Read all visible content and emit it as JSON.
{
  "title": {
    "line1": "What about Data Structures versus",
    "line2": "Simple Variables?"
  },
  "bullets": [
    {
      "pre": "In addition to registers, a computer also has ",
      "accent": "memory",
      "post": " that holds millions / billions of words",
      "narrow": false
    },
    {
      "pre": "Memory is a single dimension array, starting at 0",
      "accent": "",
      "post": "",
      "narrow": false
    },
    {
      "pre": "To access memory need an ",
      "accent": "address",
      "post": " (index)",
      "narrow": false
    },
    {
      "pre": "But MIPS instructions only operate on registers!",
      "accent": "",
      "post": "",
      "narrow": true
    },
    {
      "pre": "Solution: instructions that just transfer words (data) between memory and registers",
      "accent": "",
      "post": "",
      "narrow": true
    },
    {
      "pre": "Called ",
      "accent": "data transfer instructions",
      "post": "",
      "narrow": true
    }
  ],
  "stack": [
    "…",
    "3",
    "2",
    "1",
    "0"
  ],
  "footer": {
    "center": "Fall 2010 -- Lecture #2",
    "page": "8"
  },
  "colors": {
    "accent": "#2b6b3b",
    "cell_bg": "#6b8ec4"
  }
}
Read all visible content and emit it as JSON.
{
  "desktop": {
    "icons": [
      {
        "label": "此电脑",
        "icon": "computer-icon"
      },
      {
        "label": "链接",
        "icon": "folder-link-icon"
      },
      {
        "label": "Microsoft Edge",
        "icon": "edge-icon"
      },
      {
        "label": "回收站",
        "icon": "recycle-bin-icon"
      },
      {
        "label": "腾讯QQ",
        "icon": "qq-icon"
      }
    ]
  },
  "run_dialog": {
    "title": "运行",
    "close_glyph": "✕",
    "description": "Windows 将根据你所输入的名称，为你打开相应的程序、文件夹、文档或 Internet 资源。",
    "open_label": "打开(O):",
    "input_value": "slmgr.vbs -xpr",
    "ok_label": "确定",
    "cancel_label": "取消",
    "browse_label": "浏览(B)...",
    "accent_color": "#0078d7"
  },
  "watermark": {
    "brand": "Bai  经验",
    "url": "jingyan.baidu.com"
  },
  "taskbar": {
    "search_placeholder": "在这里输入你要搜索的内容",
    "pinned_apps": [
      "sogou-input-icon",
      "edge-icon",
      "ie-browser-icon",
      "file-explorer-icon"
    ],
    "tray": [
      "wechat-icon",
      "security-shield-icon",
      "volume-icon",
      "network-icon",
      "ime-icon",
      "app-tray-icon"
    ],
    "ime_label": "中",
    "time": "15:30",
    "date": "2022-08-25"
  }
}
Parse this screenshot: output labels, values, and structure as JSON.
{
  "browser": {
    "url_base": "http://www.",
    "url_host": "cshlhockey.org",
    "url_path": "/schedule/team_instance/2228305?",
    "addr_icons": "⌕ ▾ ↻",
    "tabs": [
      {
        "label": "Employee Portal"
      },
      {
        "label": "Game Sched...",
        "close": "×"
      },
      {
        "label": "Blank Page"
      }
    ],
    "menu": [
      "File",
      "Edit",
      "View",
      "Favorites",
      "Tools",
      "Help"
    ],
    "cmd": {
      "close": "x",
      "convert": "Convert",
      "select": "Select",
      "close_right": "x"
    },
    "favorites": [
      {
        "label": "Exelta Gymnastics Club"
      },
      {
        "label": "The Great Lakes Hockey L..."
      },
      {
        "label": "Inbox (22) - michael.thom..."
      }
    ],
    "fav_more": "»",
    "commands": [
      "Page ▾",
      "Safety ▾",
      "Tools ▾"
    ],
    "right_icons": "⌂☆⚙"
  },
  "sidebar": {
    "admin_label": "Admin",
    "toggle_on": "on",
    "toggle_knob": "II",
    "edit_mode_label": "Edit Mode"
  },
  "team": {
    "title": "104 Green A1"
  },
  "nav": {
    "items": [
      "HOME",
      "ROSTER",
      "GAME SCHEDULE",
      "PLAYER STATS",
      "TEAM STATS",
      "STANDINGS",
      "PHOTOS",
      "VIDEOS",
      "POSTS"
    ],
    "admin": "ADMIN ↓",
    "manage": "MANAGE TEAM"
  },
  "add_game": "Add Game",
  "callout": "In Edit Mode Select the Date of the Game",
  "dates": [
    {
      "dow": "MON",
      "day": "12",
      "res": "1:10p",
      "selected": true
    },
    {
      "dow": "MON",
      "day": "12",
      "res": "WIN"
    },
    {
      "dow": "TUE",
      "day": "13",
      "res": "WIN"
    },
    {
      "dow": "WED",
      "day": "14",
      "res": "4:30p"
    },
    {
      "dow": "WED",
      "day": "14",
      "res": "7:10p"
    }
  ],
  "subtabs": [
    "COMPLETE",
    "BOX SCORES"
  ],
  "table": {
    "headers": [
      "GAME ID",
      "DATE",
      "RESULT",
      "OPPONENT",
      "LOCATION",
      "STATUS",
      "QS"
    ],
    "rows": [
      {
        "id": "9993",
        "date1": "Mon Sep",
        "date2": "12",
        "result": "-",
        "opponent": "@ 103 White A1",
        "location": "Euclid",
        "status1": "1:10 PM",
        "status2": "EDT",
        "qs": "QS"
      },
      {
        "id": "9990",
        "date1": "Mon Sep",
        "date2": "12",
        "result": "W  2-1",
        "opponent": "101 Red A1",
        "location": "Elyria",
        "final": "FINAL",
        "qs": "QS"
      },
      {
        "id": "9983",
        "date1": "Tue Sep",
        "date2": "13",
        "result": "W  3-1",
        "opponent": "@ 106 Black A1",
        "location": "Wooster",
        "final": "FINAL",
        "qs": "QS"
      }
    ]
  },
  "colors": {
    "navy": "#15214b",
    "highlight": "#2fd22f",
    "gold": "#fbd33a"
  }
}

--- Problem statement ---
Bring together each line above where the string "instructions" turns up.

--- Result of the task ---
      "pre": "But MIPS instructions only operate on registers!",
      "pre": "Solution: instructions that just transfer words (data) between memory and registers",
      "accent": "data transfer instructions",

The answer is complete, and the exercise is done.